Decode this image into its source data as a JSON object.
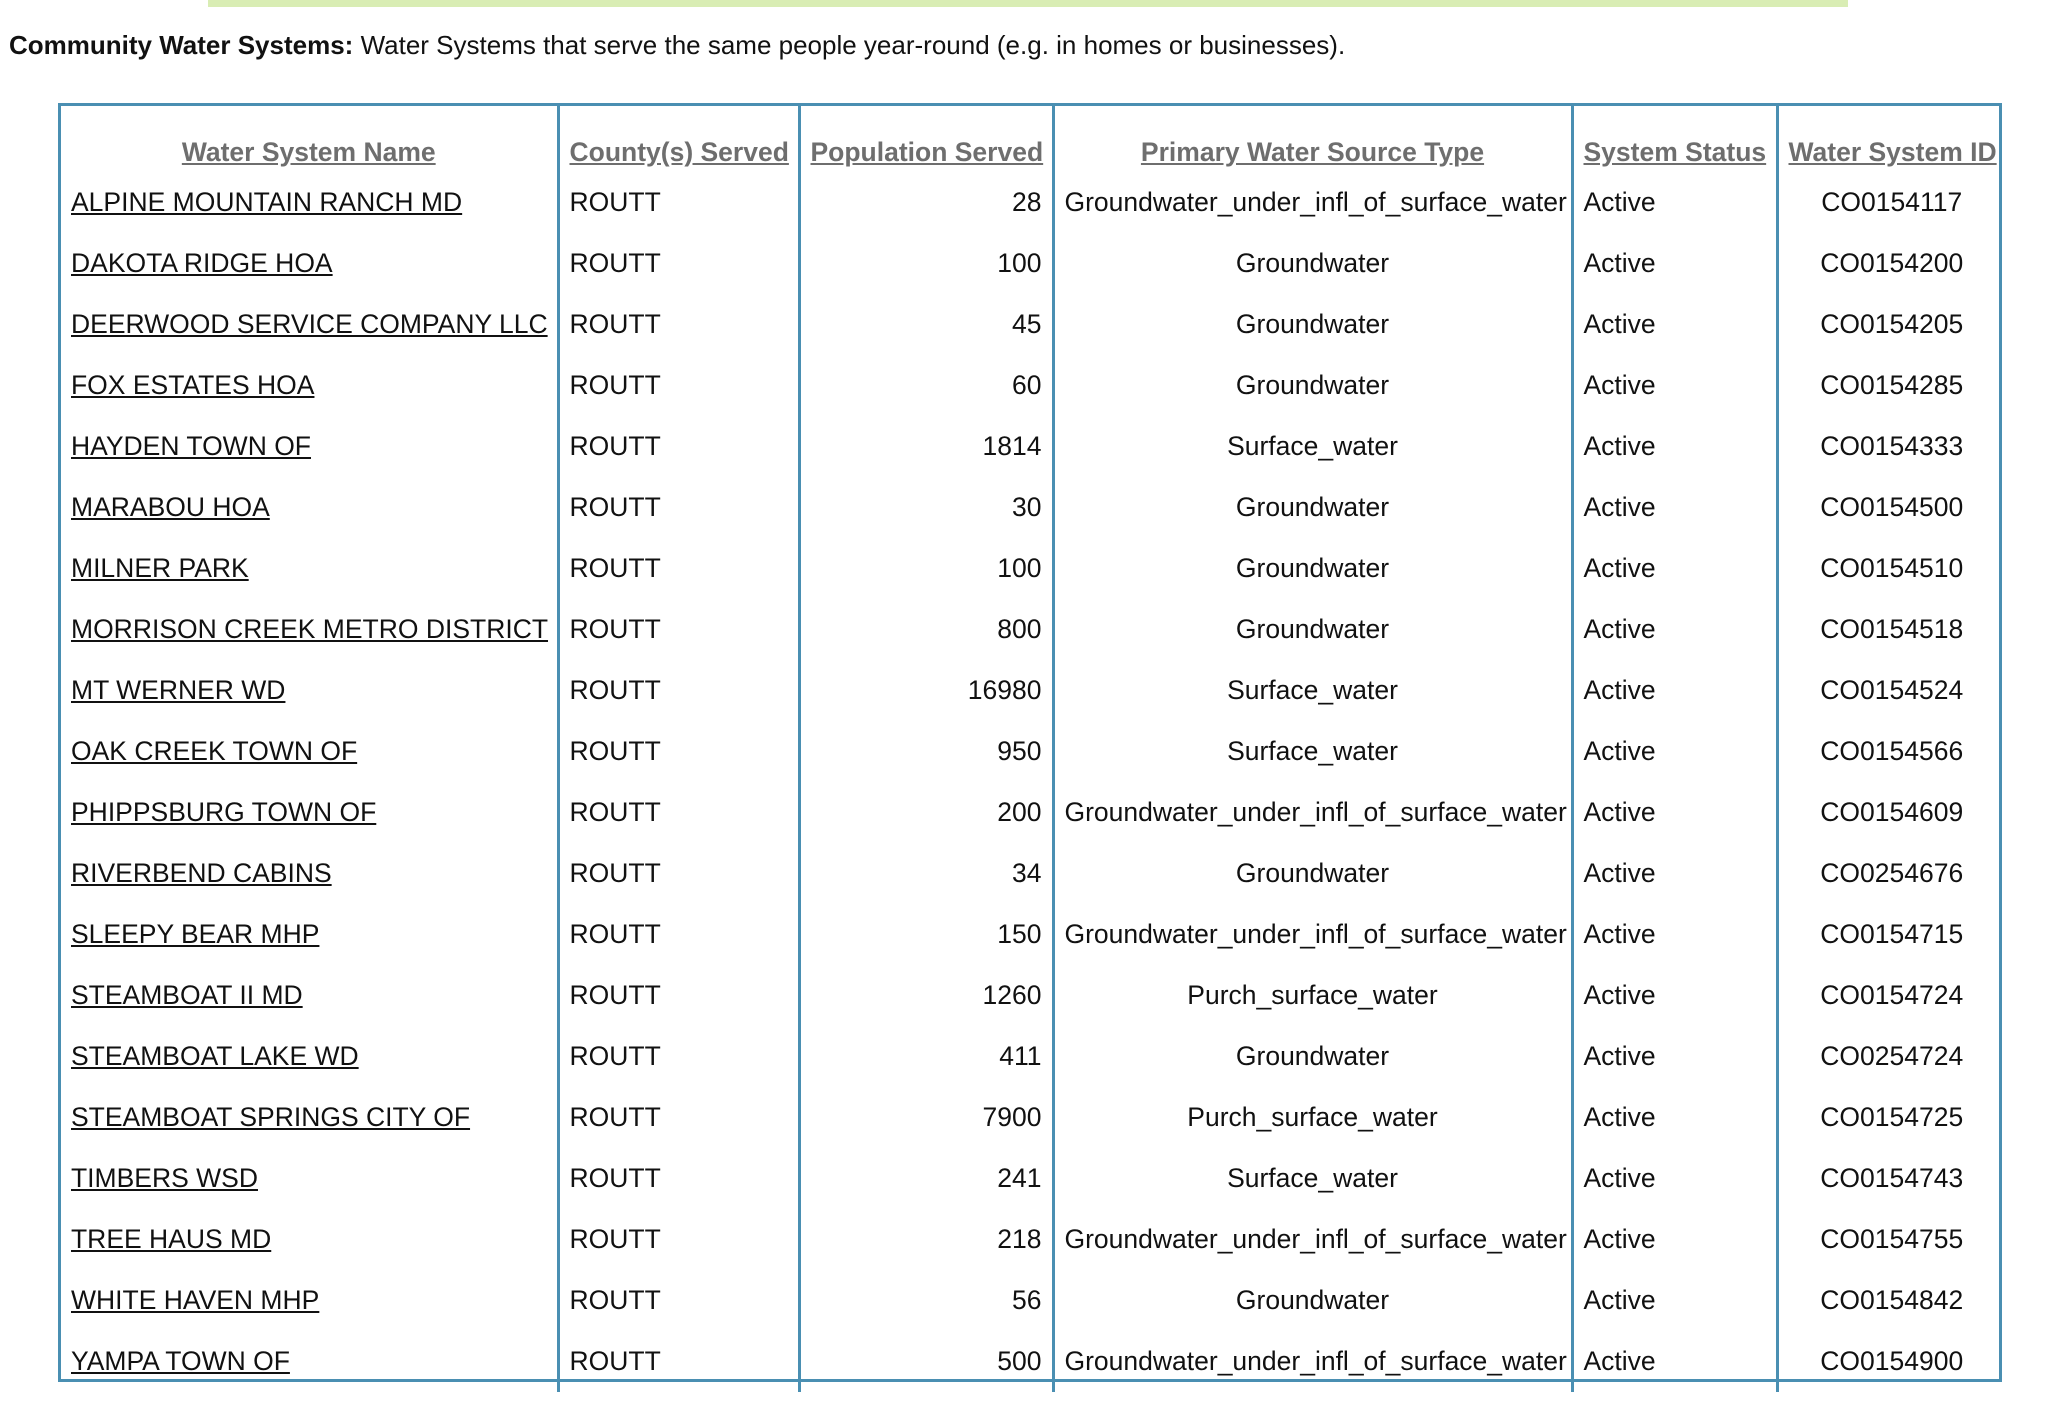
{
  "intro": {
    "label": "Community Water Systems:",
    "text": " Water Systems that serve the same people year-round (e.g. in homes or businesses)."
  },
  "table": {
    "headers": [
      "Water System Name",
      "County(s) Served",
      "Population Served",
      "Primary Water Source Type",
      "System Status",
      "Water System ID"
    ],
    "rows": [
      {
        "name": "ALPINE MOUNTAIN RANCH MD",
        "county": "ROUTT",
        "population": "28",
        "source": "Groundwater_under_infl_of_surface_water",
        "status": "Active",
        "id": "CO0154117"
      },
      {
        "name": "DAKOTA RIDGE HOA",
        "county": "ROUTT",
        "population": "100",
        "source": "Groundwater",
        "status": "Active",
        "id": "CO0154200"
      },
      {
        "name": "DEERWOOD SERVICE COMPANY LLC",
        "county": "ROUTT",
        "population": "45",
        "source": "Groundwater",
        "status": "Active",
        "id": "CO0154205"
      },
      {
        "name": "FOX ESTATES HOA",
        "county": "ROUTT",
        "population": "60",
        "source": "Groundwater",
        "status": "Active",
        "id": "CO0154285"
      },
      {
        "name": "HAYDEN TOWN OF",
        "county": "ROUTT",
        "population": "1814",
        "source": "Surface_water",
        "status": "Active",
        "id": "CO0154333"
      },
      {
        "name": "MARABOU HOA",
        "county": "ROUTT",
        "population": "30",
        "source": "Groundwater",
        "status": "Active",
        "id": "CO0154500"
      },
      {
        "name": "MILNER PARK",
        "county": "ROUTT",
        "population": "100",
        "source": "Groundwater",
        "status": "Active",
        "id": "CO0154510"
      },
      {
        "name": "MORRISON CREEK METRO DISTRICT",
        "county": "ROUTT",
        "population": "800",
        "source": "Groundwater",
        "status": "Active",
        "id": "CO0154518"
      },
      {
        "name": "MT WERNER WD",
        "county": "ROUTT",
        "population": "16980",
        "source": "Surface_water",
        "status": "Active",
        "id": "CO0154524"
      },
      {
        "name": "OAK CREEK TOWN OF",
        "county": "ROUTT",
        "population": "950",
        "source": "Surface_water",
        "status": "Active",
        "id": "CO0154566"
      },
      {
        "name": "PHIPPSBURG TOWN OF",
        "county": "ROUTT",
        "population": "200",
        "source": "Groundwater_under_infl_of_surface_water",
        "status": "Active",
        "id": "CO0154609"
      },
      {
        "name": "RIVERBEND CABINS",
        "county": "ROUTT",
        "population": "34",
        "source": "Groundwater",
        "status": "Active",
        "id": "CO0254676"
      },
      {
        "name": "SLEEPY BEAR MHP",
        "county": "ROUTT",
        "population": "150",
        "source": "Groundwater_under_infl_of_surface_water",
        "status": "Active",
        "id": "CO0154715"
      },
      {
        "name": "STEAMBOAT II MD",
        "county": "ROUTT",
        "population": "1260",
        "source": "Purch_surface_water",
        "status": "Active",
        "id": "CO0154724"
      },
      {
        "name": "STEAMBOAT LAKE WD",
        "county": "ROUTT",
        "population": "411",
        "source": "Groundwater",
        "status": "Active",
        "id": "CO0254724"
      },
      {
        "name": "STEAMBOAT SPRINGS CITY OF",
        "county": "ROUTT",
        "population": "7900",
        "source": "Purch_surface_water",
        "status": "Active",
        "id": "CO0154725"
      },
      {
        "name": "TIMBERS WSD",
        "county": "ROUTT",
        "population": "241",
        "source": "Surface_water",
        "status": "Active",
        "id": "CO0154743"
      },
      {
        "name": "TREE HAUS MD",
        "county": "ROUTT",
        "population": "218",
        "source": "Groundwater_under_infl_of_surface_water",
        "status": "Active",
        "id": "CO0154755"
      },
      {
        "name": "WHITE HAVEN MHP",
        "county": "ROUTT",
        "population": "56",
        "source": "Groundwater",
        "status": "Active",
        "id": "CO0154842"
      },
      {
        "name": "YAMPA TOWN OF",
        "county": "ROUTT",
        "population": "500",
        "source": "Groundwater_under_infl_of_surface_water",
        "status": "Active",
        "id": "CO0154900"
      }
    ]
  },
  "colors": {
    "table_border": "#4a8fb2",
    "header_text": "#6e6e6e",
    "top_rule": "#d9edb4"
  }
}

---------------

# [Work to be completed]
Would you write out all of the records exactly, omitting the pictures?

# [Answer area]
Decode this image into its source data as a JSON object.
{
  "intro": {
    "label": "Community Water Systems:",
    "text": " Water Systems that serve the same people year-round (e.g. in homes or businesses)."
  },
  "table": {
    "headers": [
      "Water System Name",
      "County(s) Served",
      "Population Served",
      "Primary Water Source Type",
      "System Status",
      "Water System ID"
    ],
    "rows": [
      {
        "name": "ALPINE MOUNTAIN RANCH MD",
        "county": "ROUTT",
        "population": "28",
        "source": "Groundwater_under_infl_of_surface_water",
        "status": "Active",
        "id": "CO0154117"
      },
      {
        "name": "DAKOTA RIDGE HOA",
        "county": "ROUTT",
        "population": "100",
        "source": "Groundwater",
        "status": "Active",
        "id": "CO0154200"
      },
      {
        "name": "DEERWOOD SERVICE COMPANY LLC",
        "county": "ROUTT",
        "population": "45",
        "source": "Groundwater",
        "status": "Active",
        "id": "CO0154205"
      },
      {
        "name": "FOX ESTATES HOA",
        "county": "ROUTT",
        "population": "60",
        "source": "Groundwater",
        "status": "Active",
        "id": "CO0154285"
      },
      {
        "name": "HAYDEN TOWN OF",
        "county": "ROUTT",
        "population": "1814",
        "source": "Surface_water",
        "status": "Active",
        "id": "CO0154333"
      },
      {
        "name": "MARABOU HOA",
        "county": "ROUTT",
        "population": "30",
        "source": "Groundwater",
        "status": "Active",
        "id": "CO0154500"
      },
      {
        "name": "MILNER PARK",
        "county": "ROUTT",
        "population": "100",
        "source": "Groundwater",
        "status": "Active",
        "id": "CO0154510"
      },
      {
        "name": "MORRISON CREEK METRO DISTRICT",
        "county": "ROUTT",
        "population": "800",
        "source": "Groundwater",
        "status": "Active",
        "id": "CO0154518"
      },
      {
        "name": "MT WERNER WD",
        "county": "ROUTT",
        "population": "16980",
        "source": "Surface_water",
        "status": "Active",
        "id": "CO0154524"
      },
      {
        "name": "OAK CREEK TOWN OF",
        "county": "ROUTT",
        "population": "950",
        "source": "Surface_water",
        "status": "Active",
        "id": "CO0154566"
      },
      {
        "name": "PHIPPSBURG TOWN OF",
        "county": "ROUTT",
        "population": "200",
        "source": "Groundwater_under_infl_of_surface_water",
        "status": "Active",
        "id": "CO0154609"
      },
      {
        "name": "RIVERBEND CABINS",
        "county": "ROUTT",
        "population": "34",
        "source": "Groundwater",
        "status": "Active",
        "id": "CO0254676"
      },
      {
        "name": "SLEEPY BEAR MHP",
        "county": "ROUTT",
        "population": "150",
        "source": "Groundwater_under_infl_of_surface_water",
        "status": "Active",
        "id": "CO0154715"
      },
      {
        "name": "STEAMBOAT II MD",
        "county": "ROUTT",
        "population": "1260",
        "source": "Purch_surface_water",
        "status": "Active",
        "id": "CO0154724"
      },
      {
        "name": "STEAMBOAT LAKE WD",
        "county": "ROUTT",
        "population": "411",
        "source": "Groundwater",
        "status": "Active",
        "id": "CO0254724"
      },
      {
        "name": "STEAMBOAT SPRINGS CITY OF",
        "county": "ROUTT",
        "population": "7900",
        "source": "Purch_surface_water",
        "status": "Active",
        "id": "CO0154725"
      },
      {
        "name": "TIMBERS WSD",
        "county": "ROUTT",
        "population": "241",
        "source": "Surface_water",
        "status": "Active",
        "id": "CO0154743"
      },
      {
        "name": "TREE HAUS MD",
        "county": "ROUTT",
        "population": "218",
        "source": "Groundwater_under_infl_of_surface_water",
        "status": "Active",
        "id": "CO0154755"
      },
      {
        "name": "WHITE HAVEN MHP",
        "county": "ROUTT",
        "population": "56",
        "source": "Groundwater",
        "status": "Active",
        "id": "CO0154842"
      },
      {
        "name": "YAMPA TOWN OF",
        "county": "ROUTT",
        "population": "500",
        "source": "Groundwater_under_infl_of_surface_water",
        "status": "Active",
        "id": "CO0154900"
      }
    ]
  },
  "colors": {
    "table_border": "#4a8fb2",
    "header_text": "#6e6e6e",
    "top_rule": "#d9edb4"
  }
}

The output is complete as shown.